> _Required work_: From the records below, state how many lines include the word "swatch", giving only that number.

[Opening Listed records section]

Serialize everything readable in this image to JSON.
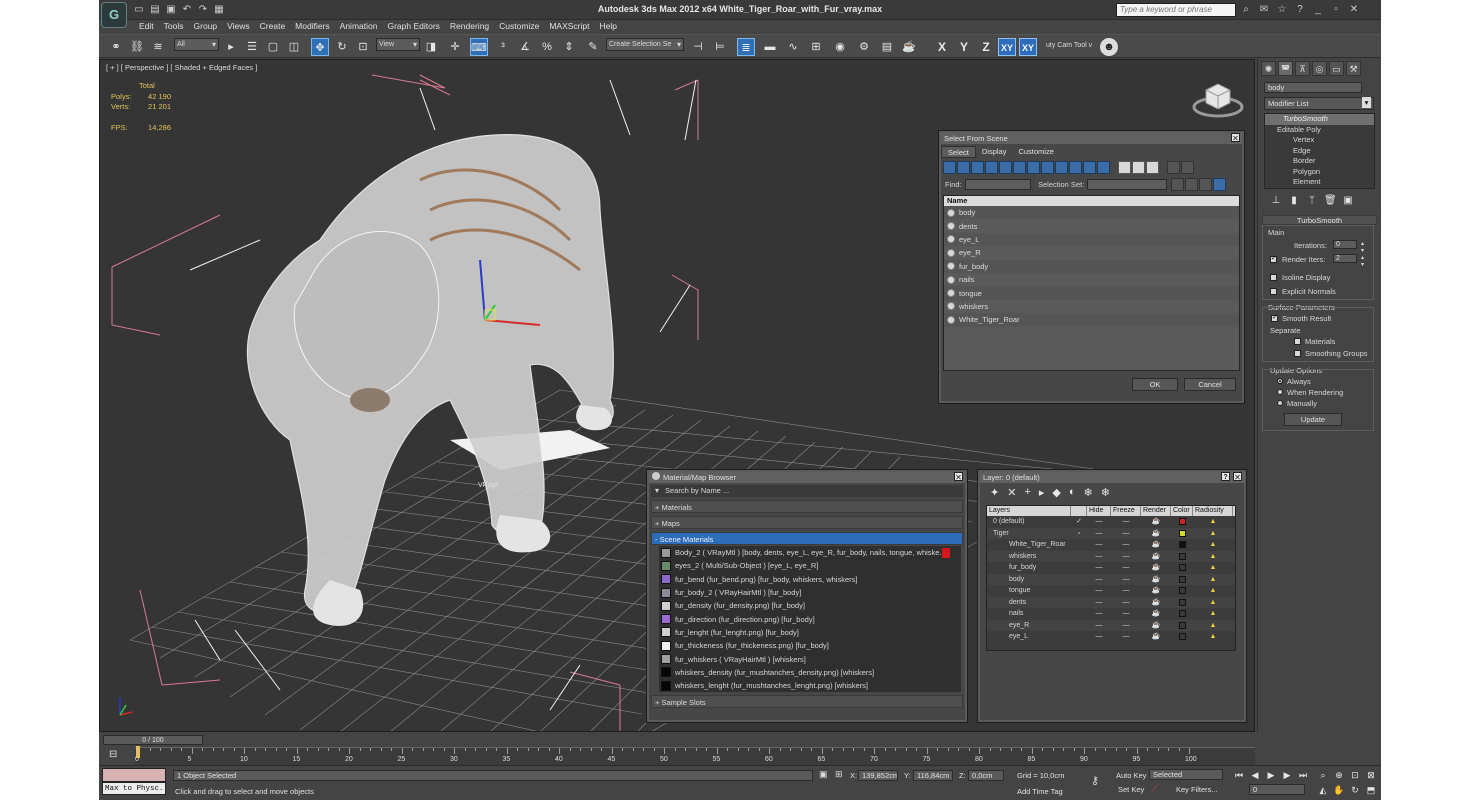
{
  "app": {
    "title": "Autodesk 3ds Max  2012 x64     White_Tiger_Roar_with_Fur_vray.max",
    "logo": "3ds-max-logo",
    "search_placeholder": "Type a keyword or phrase",
    "menu": [
      "Edit",
      "Tools",
      "Group",
      "Views",
      "Create",
      "Modifiers",
      "Animation",
      "Graph Editors",
      "Rendering",
      "Customize",
      "MAXScript",
      "Help"
    ]
  },
  "toolbar": {
    "filter": "All",
    "ref_coord": "View",
    "selection_set": "Create Selection Se",
    "axes": [
      "X",
      "Y",
      "Z",
      "XY",
      "XY"
    ],
    "cam_tool": "uty Cam Tool v"
  },
  "viewport": {
    "label": "[ + ] [ Perspective ] [ Shaded + Edged Faces ]",
    "stats_header": "Total",
    "stats": [
      {
        "label": "Polys:",
        "value": "42 190"
      },
      {
        "label": "Verts:",
        "value": "21 201"
      }
    ],
    "fps_label": "FPS:",
    "fps_value": "14,286",
    "object_label": "VRayF"
  },
  "select_from_scene": {
    "title": "Select From Scene",
    "menu": [
      "Select",
      "Display",
      "Customize"
    ],
    "find_label": "Find:",
    "selection_set_label": "Selection Set:",
    "column": "Name",
    "items": [
      "body",
      "dents",
      "eye_L",
      "eye_R",
      "fur_body",
      "nails",
      "tongue",
      "whiskers",
      "White_Tiger_Roar"
    ],
    "ok": "OK",
    "cancel": "Cancel"
  },
  "material_browser": {
    "title": "Material/Map Browser",
    "search": "Search by Name ...",
    "rollouts": [
      "+ Materials",
      "+ Maps",
      "- Scene Materials",
      "+ Sample Slots"
    ],
    "materials": [
      {
        "name": "Body_2  ( VRayMtl ) [body, dents, eye_L, eye_R, fur_body, nails, tongue, whiske...",
        "swatch": "#9a9a9a"
      },
      {
        "name": "eyes_2  ( Multi/Sub-Object ) [eye_L, eye_R]",
        "swatch": "#6a8a6a"
      },
      {
        "name": "fur_bend (fur_bend.png) [fur_body, whiskers, whiskers]",
        "swatch": "#8a6ac8"
      },
      {
        "name": "fur_body_2  ( VRayHairMtl ) [fur_body]",
        "swatch": "#8a8a9a"
      },
      {
        "name": "fur_density (fur_density.png) [fur_body]",
        "swatch": "#cfcfcf"
      },
      {
        "name": "fur_direction (fur_direction.png) [fur_body]",
        "swatch": "#9a6ad0"
      },
      {
        "name": "fur_lenght (fur_lenght.png) [fur_body]",
        "swatch": "#d0d0d0"
      },
      {
        "name": "fur_thickeness (fur_thickeness.png) [fur_body]",
        "swatch": "#f2f2f2"
      },
      {
        "name": "fur_whiskers  ( VRayHairMtl ) [whiskers]",
        "swatch": "#a0a0a0"
      },
      {
        "name": "whiskers_density (fur_mushtanches_density.png) [whiskers]",
        "swatch": "#050505"
      },
      {
        "name": "whiskers_lenght (fur_mushtanches_lenght.png) [whiskers]",
        "swatch": "#050505"
      }
    ]
  },
  "layer_manager": {
    "title": "Layer: 0 (default)",
    "columns": [
      "Layers",
      "Hide",
      "Freeze",
      "Render",
      "Color",
      "Radiosity"
    ],
    "rows": [
      {
        "name": "0 (default)",
        "indent": 1,
        "color": "#cc2222"
      },
      {
        "name": "Tiger",
        "indent": 1,
        "color": "#d8d82a"
      },
      {
        "name": "White_Tiger_Roar",
        "indent": 2,
        "color": "#111111"
      },
      {
        "name": "whiskers",
        "indent": 2,
        "color": "#3a3a3a"
      },
      {
        "name": "fur_body",
        "indent": 2,
        "color": "#3a3a3a"
      },
      {
        "name": "body",
        "indent": 2,
        "color": "#3a3a3a"
      },
      {
        "name": "tongue",
        "indent": 2,
        "color": "#3a3a3a"
      },
      {
        "name": "dents",
        "indent": 2,
        "color": "#3a3a3a"
      },
      {
        "name": "nails",
        "indent": 2,
        "color": "#3a3a3a"
      },
      {
        "name": "eye_R",
        "indent": 2,
        "color": "#3a3a3a"
      },
      {
        "name": "eye_L",
        "indent": 2,
        "color": "#3a3a3a"
      }
    ]
  },
  "command_panel": {
    "object_name": "body",
    "modifier_list": "Modifier List",
    "stack": {
      "top": "TurboSmooth",
      "base": "Editable Poly",
      "subs": [
        "Vertex",
        "Edge",
        "Border",
        "Polygon",
        "Element"
      ]
    },
    "rollout": "TurboSmooth",
    "main": "Main",
    "iterations_label": "Iterations:",
    "iterations": "0",
    "render_iters_label": "Render Iters:",
    "render_iters": "2",
    "isoline": "Isoline Display",
    "explicit_normals": "Explicit Normals",
    "surface_params": "Surface Parameters",
    "smooth_result": "Smooth Result",
    "separate": "Separate",
    "materials": "Materials",
    "smoothing_groups": "Smoothing Groups",
    "update_options": "Update Options",
    "always": "Always",
    "when_rendering": "When Rendering",
    "manually": "Manually",
    "update": "Update"
  },
  "timeline": {
    "slider": "0 / 100",
    "ticks": [
      "0",
      "5",
      "10",
      "15",
      "20",
      "25",
      "30",
      "35",
      "40",
      "45",
      "50",
      "55",
      "60",
      "65",
      "70",
      "75",
      "80",
      "85",
      "90",
      "95",
      "100"
    ]
  },
  "status": {
    "maxscript": "Max to Physc.",
    "selected": "1 Object Selected",
    "prompt": "Click and drag to select and move objects",
    "x_label": "X:",
    "x": "139,852cm",
    "y_label": "Y:",
    "y": "116,84cm",
    "z_label": "Z:",
    "z": "0,0cm",
    "grid": "Grid = 10,0cm",
    "add_time_tag": "Add Time Tag",
    "auto_key": "Auto Key",
    "set_key": "Set Key",
    "selected_dd": "Selected",
    "key_filters": "Key Filters...",
    "frame": "0"
  }
}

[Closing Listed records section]

> _Result below_: 11